The Human Rights Watch Organization pointed out that the FIFA and Qatar They must compensate the migrant workers for the human and labor rights abuses they suffered while building the necessary infrastructures -such as stadiums- for the Qatar 2022 World Cup, on the eve of the start of the event.
In a statement, HRW reported that it has produced a six-minute video with testimonies from various workers, family members and fans from Nepal, one of the countries from which many of the migrant workers in Qatar came, where explain their experience during the last twelve years in the Arab countryand how the lack of adequate compensation affects them.
The note, titled “Workers and families raise their voices as the World Cup approaches,” highlights various abuses ranging from “wage theft and injuries” to “thousands of unexplained deaths.”
“Many workers, their families and communities cannot fully celebrate what they have built and are asking that FIFA and Qatar address the abuses that have left families and communities destitute and struggling,” said HRW senior researcher Rothna Begum, according to the note.
“They were indispensable in making the 2022 World Cup possible, but it has come at a great cost for many of them and for their families who not only made personal sacrifices, but also also faced widespread wage theft, injuries and thousands of unexplained deathsBegum stressed.
Some of the workers who give their testimony in the video have left Qatar and others are still in the country, so have changed their name for fear of retaliation.
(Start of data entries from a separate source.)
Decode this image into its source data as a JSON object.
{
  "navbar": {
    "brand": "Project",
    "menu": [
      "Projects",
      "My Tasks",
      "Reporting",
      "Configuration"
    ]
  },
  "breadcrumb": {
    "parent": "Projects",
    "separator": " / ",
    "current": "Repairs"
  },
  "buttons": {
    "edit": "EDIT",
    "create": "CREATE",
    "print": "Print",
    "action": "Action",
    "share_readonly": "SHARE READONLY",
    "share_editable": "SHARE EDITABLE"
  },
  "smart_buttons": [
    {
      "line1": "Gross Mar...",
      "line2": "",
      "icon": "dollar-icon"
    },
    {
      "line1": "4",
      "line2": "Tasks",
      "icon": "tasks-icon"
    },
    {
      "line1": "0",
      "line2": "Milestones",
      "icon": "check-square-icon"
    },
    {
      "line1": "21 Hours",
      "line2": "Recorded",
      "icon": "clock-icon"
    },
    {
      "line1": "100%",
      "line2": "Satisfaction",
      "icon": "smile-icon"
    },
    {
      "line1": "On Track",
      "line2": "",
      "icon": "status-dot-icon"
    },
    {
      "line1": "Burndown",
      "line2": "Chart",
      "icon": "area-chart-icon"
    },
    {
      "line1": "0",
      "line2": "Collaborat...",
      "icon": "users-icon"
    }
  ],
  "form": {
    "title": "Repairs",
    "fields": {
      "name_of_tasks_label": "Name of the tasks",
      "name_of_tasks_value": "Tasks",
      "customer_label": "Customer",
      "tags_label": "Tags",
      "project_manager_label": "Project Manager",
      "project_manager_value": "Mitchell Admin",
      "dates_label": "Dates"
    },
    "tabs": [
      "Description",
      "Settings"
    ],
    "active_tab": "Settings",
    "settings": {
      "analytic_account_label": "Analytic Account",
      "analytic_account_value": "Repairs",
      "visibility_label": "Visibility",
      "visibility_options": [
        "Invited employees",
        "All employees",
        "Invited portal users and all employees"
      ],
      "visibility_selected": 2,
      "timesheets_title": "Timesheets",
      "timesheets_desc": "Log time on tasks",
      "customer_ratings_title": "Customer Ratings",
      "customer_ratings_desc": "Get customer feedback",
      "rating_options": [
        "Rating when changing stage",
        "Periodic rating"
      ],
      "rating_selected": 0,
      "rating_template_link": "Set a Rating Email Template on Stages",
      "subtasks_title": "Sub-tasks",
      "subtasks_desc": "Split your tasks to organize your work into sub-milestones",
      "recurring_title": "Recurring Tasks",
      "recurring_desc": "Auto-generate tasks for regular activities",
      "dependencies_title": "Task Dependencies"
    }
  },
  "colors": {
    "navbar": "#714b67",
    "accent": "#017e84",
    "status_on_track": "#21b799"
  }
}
In one of the richest countries in the world, migrant workers lived in conditions of poverty in overcrowded accommodation, despite building state-of-the-art multi-billion dollar infrastructure,” the statement said.
“Most low-paid migrant workers paid to build Qatar 2022 (…) even with Qatar’s advanced health system, families in Asia and Africa did not know what killed their loved ones in Qatar,” he added.
The organization’s note acknowledges the reforms introduced by Qatar to protect and compensate workers or eliminate restrictions such as the “Kafala” system, or sponsorship that prevented workers from leaving the country or changing jobs without the approval of their employers, who also withhold wages.
It also highlights that the International Labor Organization (ILO) stated that Qtie has reimbursed 320 million dollars to victims of wage abuse through the Workers’ Insurance and Support Fund.
However, it denounces the fact that this fund “began to function only in 2020”, for which reason “the journey of many ended abruptly with unpaid wages for physically demanding jobs in extreme heat conditions.”
“Many migrant workers did not benefit” for the reforms “either because they were introduced late” or because “their scope has been too limited (…) those who were forgotten need economic compensation”, HRW insisted. (EFE)